WORK ITEM - Every record must appear in your reply exactly as written.

DATASET -
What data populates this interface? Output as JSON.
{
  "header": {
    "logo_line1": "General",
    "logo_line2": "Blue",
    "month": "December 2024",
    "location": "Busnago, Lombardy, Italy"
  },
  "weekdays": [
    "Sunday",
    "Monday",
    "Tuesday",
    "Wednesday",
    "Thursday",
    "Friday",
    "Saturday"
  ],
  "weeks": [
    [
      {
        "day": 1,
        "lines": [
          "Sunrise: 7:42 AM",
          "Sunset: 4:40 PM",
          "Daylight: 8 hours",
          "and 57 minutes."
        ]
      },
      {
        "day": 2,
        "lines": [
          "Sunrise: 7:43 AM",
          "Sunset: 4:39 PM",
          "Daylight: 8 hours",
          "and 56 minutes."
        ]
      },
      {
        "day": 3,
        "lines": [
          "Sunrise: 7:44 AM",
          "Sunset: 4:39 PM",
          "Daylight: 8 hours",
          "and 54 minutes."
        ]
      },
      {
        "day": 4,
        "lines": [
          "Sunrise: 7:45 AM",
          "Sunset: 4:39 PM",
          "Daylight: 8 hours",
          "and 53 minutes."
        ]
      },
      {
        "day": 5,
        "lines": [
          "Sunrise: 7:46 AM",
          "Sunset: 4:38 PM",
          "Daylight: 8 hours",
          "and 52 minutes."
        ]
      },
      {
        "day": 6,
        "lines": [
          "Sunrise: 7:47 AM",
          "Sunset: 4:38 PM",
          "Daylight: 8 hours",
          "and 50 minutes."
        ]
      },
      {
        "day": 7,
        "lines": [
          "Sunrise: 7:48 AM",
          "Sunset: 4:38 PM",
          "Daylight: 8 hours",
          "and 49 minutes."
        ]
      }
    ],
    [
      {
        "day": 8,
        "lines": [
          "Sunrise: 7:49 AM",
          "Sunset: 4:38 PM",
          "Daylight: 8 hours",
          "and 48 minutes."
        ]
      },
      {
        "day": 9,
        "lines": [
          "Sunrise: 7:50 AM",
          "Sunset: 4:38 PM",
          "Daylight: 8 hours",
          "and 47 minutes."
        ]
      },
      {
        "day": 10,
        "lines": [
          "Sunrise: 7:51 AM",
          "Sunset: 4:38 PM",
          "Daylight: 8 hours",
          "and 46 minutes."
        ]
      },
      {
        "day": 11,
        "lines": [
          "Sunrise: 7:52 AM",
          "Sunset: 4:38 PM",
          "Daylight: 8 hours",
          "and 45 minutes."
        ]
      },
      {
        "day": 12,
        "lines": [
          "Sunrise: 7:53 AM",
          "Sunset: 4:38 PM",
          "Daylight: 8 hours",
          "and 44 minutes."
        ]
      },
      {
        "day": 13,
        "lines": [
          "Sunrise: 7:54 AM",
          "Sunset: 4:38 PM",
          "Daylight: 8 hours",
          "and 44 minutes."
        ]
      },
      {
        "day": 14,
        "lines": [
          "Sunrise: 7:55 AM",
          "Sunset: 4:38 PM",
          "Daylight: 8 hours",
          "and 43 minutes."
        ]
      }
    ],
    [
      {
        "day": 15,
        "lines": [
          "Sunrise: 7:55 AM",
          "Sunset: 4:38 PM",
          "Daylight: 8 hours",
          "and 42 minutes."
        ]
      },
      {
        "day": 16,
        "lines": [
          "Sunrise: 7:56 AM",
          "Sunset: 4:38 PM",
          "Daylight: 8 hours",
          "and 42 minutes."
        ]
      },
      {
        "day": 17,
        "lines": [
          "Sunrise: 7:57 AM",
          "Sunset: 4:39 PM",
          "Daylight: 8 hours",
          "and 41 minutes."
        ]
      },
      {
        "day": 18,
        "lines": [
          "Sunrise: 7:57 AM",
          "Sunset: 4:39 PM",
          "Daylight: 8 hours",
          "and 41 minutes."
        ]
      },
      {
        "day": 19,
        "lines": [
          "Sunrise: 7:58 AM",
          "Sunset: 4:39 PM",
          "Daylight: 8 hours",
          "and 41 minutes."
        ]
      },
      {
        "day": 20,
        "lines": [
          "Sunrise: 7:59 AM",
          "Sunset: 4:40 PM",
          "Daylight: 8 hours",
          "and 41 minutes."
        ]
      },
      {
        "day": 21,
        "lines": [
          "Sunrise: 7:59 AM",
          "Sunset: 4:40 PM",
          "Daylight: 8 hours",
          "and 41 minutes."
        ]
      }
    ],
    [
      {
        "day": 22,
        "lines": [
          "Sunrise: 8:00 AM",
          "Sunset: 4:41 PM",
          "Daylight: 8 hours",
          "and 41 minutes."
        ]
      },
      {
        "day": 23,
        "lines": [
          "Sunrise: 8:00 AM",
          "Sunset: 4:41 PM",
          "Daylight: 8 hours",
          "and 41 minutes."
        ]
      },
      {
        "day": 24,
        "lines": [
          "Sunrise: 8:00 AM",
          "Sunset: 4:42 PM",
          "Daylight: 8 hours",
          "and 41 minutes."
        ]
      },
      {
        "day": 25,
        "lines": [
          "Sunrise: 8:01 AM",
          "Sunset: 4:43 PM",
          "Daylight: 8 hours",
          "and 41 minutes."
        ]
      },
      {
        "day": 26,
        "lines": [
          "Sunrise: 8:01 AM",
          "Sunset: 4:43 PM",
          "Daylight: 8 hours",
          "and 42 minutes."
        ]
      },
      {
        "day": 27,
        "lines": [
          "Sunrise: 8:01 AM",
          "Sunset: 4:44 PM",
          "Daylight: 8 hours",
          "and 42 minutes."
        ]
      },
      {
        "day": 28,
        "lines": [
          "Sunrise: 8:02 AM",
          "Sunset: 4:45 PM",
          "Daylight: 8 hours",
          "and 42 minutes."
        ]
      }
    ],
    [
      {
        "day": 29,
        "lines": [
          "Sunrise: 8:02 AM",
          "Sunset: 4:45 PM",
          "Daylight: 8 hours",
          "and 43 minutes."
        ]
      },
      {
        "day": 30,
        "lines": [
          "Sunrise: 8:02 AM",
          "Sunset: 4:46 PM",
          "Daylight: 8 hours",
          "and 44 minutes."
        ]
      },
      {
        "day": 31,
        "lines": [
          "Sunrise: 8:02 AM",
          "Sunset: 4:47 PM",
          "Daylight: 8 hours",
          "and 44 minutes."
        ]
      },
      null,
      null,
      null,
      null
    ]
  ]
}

ANSWER SECTION -
What data populates this interface? Output as JSON.
{
  "header": {
    "logo_line1": "General",
    "logo_line2": "Blue",
    "month": "December 2024",
    "location": "Busnago, Lombardy, Italy"
  },
  "weekdays": [
    "Sunday",
    "Monday",
    "Tuesday",
    "Wednesday",
    "Thursday",
    "Friday",
    "Saturday"
  ],
  "weeks": [
    [
      {
        "day": 1,
        "lines": [
          "Sunrise: 7:42 AM",
          "Sunset: 4:40 PM",
          "Daylight: 8 hours",
          "and 57 minutes."
        ]
      },
      {
        "day": 2,
        "lines": [
          "Sunrise: 7:43 AM",
          "Sunset: 4:39 PM",
          "Daylight: 8 hours",
          "and 56 minutes."
        ]
      },
      {
        "day": 3,
        "lines": [
          "Sunrise: 7:44 AM",
          "Sunset: 4:39 PM",
          "Daylight: 8 hours",
          "and 54 minutes."
        ]
      },
      {
        "day": 4,
        "lines": [
          "Sunrise: 7:45 AM",
          "Sunset: 4:39 PM",
          "Daylight: 8 hours",
          "and 53 minutes."
        ]
      },
      {
        "day": 5,
        "lines": [
          "Sunrise: 7:46 AM",
          "Sunset: 4:38 PM",
          "Daylight: 8 hours",
          "and 52 minutes."
        ]
      },
      {
        "day": 6,
        "lines": [
          "Sunrise: 7:47 AM",
          "Sunset: 4:38 PM",
          "Daylight: 8 hours",
          "and 50 minutes."
        ]
      },
      {
        "day": 7,
        "lines": [
          "Sunrise: 7:48 AM",
          "Sunset: 4:38 PM",
          "Daylight: 8 hours",
          "and 49 minutes."
        ]
      }
    ],
    [
      {
        "day": 8,
        "lines": [
          "Sunrise: 7:49 AM",
          "Sunset: 4:38 PM",
          "Daylight: 8 hours",
          "and 48 minutes."
        ]
      },
      {
        "day": 9,
        "lines": [
          "Sunrise: 7:50 AM",
          "Sunset: 4:38 PM",
          "Daylight: 8 hours",
          "and 47 minutes."
        ]
      },
      {
        "day": 10,
        "lines": [
          "Sunrise: 7:51 AM",
          "Sunset: 4:38 PM",
          "Daylight: 8 hours",
          "and 46 minutes."
        ]
      },
      {
        "day": 11,
        "lines": [
          "Sunrise: 7:52 AM",
          "Sunset: 4:38 PM",
          "Daylight: 8 hours",
          "and 45 minutes."
        ]
      },
      {
        "day": 12,
        "lines": [
          "Sunrise: 7:53 AM",
          "Sunset: 4:38 PM",
          "Daylight: 8 hours",
          "and 44 minutes."
        ]
      },
      {
        "day": 13,
        "lines": [
          "Sunrise: 7:54 AM",
          "Sunset: 4:38 PM",
          "Daylight: 8 hours",
          "and 44 minutes."
        ]
      },
      {
        "day": 14,
        "lines": [
          "Sunrise: 7:55 AM",
          "Sunset: 4:38 PM",
          "Daylight: 8 hours",
          "and 43 minutes."
        ]
      }
    ],
    [
      {
        "day": 15,
        "lines": [
          "Sunrise: 7:55 AM",
          "Sunset: 4:38 PM",
          "Daylight: 8 hours",
          "and 42 minutes."
        ]
      },
      {
        "day": 16,
        "lines": [
          "Sunrise: 7:56 AM",
          "Sunset: 4:38 PM",
          "Daylight: 8 hours",
          "and 42 minutes."
        ]
      },
      {
        "day": 17,
        "lines": [
          "Sunrise: 7:57 AM",
          "Sunset: 4:39 PM",
          "Daylight: 8 hours",
          "and 41 minutes."
        ]
      },
      {
        "day": 18,
        "lines": [
          "Sunrise: 7:57 AM",
          "Sunset: 4:39 PM",
          "Daylight: 8 hours",
          "and 41 minutes."
        ]
      },
      {
        "day": 19,
        "lines": [
          "Sunrise: 7:58 AM",
          "Sunset: 4:39 PM",
          "Daylight: 8 hours",
          "and 41 minutes."
        ]
      },
      {
        "day": 20,
        "lines": [
          "Sunrise: 7:59 AM",
          "Sunset: 4:40 PM",
          "Daylight: 8 hours",
          "and 41 minutes."
        ]
      },
      {
        "day": 21,
        "lines": [
          "Sunrise: 7:59 AM",
          "Sunset: 4:40 PM",
          "Daylight: 8 hours",
          "and 41 minutes."
        ]
      }
    ],
    [
      {
        "day": 22,
        "lines": [
          "Sunrise: 8:00 AM",
          "Sunset: 4:41 PM",
          "Daylight: 8 hours",
          "and 41 minutes."
        ]
      },
      {
        "day": 23,
        "lines": [
          "Sunrise: 8:00 AM",
          "Sunset: 4:41 PM",
          "Daylight: 8 hours",
          "and 41 minutes."
        ]
      },
      {
        "day": 24,
        "lines": [
          "Sunrise: 8:00 AM",
          "Sunset: 4:42 PM",
          "Daylight: 8 hours",
          "and 41 minutes."
        ]
      },
      {
        "day": 25,
        "lines": [
          "Sunrise: 8:01 AM",
          "Sunset: 4:43 PM",
          "Daylight: 8 hours",
          "and 41 minutes."
        ]
      },
      {
        "day": 26,
        "lines": [
          "Sunrise: 8:01 AM",
          "Sunset: 4:43 PM",
          "Daylight: 8 hours",
          "and 42 minutes."
        ]
      },
      {
        "day": 27,
        "lines": [
          "Sunrise: 8:01 AM",
          "Sunset: 4:44 PM",
          "Daylight: 8 hours",
          "and 42 minutes."
        ]
      },
      {
        "day": 28,
        "lines": [
          "Sunrise: 8:02 AM",
          "Sunset: 4:45 PM",
          "Daylight: 8 hours",
          "and 42 minutes."
        ]
      }
    ],
    [
      {
        "day": 29,
        "lines": [
          "Sunrise: 8:02 AM",
          "Sunset: 4:45 PM",
          "Daylight: 8 hours",
          "and 43 minutes."
        ]
      },
      {
        "day": 30,
        "lines": [
          "Sunrise: 8:02 AM",
          "Sunset: 4:46 PM",
          "Daylight: 8 hours",
          "and 44 minutes."
        ]
      },
      {
        "day": 31,
        "lines": [
          "Sunrise: 8:02 AM",
          "Sunset: 4:47 PM",
          "Daylight: 8 hours",
          "and 44 minutes."
        ]
      },
      null,
      null,
      null,
      null
    ]
  ]
}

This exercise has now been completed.